The Glossary of 3D artists. Are you a 3D artist (or want to become one) and are looking for the most suitable way to express yourself and describe your projects to potential customers?
Terminology is a fundamental part of any business, almost like an art form. Mastering the correct terminology when working with a 3D artist and having a glossary of a 3D artist is vital. Learning the most suitable terminology for the 3D visualization sector also helps to communicate projects created with advanced 3D renderings in the most professional way possible.
The Glossary of 3D artists. Essential terminology for understanding 3D renderings
Let’s learn all the fundamental terms of the 3D artist’s glossary.
- Architectural 3D model
An architectural 3D model is a 3D representation of an architectural object. A building, landscape model, or anything that can be presented in 3D can be considered a 3D model.
- 3D rendering style
3D rendering is an extremely vast artistic world and can be characterized by many different styles. From watercolor to shading; knowing the different 3D rendering styles will also help you to have a critical view of the project itself.
- 3D wireframe modeling
Wireframe modeling is a form of 3D rendering that can be used to represent the skeleton of a model. Usually this modeling is used on draft work or in the early stages of 3D rendering so as to allow fundamental changes to be made to the model before the rest is created. This is one of the most common terms in the 3D artists glossary.
- Virtual tours
A virtual tour is one of the best known and most characterizing aspects of the architectural projects presented in a live interactive simulation. This form of 3D visualization allows you to really enter the project and experience its livability in a simulated environment.

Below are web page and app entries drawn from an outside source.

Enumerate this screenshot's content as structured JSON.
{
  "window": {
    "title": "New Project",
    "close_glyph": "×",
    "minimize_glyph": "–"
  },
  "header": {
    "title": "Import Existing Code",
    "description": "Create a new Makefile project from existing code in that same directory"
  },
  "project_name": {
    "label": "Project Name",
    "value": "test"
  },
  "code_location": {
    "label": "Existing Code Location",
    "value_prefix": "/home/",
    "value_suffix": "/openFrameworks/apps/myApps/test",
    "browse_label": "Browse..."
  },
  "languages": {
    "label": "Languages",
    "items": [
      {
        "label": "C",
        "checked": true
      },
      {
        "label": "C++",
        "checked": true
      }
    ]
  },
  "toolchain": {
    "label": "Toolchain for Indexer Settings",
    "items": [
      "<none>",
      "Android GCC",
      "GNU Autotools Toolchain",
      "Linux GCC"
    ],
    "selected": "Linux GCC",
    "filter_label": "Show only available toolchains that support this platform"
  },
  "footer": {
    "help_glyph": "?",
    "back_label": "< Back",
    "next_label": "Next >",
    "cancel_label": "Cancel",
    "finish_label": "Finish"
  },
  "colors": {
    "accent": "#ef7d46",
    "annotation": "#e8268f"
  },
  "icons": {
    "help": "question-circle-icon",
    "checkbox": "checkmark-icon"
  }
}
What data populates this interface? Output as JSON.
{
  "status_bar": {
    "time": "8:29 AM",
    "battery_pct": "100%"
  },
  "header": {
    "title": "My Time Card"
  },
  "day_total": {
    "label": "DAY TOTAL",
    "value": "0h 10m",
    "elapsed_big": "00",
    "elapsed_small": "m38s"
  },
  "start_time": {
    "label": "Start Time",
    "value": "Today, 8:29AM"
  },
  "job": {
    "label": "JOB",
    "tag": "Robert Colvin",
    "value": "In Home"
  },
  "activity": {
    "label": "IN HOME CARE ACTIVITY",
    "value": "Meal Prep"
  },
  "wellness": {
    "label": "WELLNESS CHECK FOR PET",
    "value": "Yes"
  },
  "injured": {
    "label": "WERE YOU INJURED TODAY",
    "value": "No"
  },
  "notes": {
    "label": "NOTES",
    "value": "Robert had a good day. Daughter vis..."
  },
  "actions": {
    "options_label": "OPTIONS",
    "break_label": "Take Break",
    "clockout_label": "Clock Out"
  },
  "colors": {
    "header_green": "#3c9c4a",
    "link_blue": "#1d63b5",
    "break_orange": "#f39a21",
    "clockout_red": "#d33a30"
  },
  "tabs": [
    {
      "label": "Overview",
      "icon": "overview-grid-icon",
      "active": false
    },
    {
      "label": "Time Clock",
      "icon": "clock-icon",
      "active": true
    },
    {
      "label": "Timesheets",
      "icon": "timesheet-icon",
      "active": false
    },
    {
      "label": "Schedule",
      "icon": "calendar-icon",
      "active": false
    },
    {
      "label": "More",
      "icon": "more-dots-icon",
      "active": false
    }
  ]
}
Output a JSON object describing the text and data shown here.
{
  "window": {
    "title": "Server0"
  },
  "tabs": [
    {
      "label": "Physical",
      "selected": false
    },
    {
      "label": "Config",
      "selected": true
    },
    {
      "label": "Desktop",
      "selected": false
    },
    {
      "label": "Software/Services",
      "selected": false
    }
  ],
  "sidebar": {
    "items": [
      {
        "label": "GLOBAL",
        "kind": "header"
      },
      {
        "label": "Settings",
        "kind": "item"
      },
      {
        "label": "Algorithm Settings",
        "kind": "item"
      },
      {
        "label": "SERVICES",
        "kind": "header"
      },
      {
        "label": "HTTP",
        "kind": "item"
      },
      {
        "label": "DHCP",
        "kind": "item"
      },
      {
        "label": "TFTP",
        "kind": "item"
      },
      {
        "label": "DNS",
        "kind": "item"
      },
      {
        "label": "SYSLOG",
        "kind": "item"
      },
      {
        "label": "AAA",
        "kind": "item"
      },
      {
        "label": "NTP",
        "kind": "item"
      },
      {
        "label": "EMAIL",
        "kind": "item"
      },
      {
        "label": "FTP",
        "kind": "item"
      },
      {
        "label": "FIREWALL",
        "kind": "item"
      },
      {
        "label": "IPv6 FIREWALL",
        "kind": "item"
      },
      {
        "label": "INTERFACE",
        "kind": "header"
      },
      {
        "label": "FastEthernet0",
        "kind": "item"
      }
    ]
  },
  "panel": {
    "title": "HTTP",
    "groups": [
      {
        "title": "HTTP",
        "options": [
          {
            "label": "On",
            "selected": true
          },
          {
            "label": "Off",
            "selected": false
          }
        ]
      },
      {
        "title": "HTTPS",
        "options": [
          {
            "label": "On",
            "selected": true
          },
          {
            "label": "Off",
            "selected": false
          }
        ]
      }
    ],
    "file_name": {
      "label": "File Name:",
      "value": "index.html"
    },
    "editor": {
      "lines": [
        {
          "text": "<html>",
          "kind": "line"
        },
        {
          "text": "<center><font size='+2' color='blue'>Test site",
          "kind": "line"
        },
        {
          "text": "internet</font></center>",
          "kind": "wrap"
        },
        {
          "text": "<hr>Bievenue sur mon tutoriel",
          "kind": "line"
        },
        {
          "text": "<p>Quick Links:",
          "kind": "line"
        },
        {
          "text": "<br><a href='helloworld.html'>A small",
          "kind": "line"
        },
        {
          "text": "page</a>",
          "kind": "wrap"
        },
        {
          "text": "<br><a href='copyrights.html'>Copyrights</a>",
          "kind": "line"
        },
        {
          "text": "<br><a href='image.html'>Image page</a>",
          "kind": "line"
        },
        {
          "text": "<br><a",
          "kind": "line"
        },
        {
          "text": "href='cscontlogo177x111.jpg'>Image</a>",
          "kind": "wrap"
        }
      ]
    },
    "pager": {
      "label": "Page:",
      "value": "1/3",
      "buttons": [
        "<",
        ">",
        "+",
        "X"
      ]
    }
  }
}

This type of terminology refers to the number of polygons placed within a particular model. Low poly models are made up of low polygons, which makes the final product less precise and vague. These are easier models to create and are usually found in the initial drafts of projects. On the other hand, high poly models have a much smoother appearance, finer detail, and are usually used to define the final draft of an architectural model.
- High resolution vs. low resolution
Resolution implies the amount of detail (pixels) that an image can contain. The greater the number of pixels in a given image, the higher its resolution will be. Another term related to resolution is PPI (pixels per inch). Any image below 300 PPI should be considered low resolution.
- Interior rendering vs. exterior rendering
This is especially true for architectural projects. Each building has an exterior and an interior, so you need to make them both to get a good idea of what the structure as a whole will look like. Depending on what your project entails, you will need different renders with different details. The exterior rendering will show its main exterior features, materials, and dimensions. The interior rendering instead will show the floor plans of the rooms and floors, the suggested furniture, and all the unique interior features.
- Textures, reflections ,and lighting
Texturing is one of the essential pieces of a 3D rendering , with which it will be possible to obtain a texture of any model or structural part. Different textures will give your structure a different feel and finding the right texture should be considered an essential step in the 3D processing process.
- CG rendering vs. CG animation
CG rendering stands for computer generated rendering . Rendering is the process of rendering a 3D model from 2D images. A CG rendering is simply a synonym for 3D rendering. CG animation on the other hand is a photorealistic 3D animation that shows the rendering of your CG in a motion setting. It requires numerous 3D rendering frames , which are then animated into a 3D video to simulate motion.
- Post production
Post production is the final stage of the 3D rendering process . This is the step where all the final details are entered and where the design as a whole is polished and fine-tuned to be presented to colleagues or clients.
Photorealism is a term that implies the amount of photorealistic detail placed within a model. To achieve a photorealistic product, a 3D visualization expert will need to make the final draft as perfect as possible, making it virtually indistinguishable from a real photograph.
CAD stands for Computer-Aided Design . It’s a term used primarily to define software that helps 3D visualization experts design their model and is also the industry standard in 3D rendering . CAD software is used for everything from architectural design to engineering, making work much easier, more convenient, and faster.
CGI stands for Computer-Generated Images, a concept that includes all computer-generated images, such as still or moving images in a 3D setting .
This is all you need in your personal 3D artist glossary!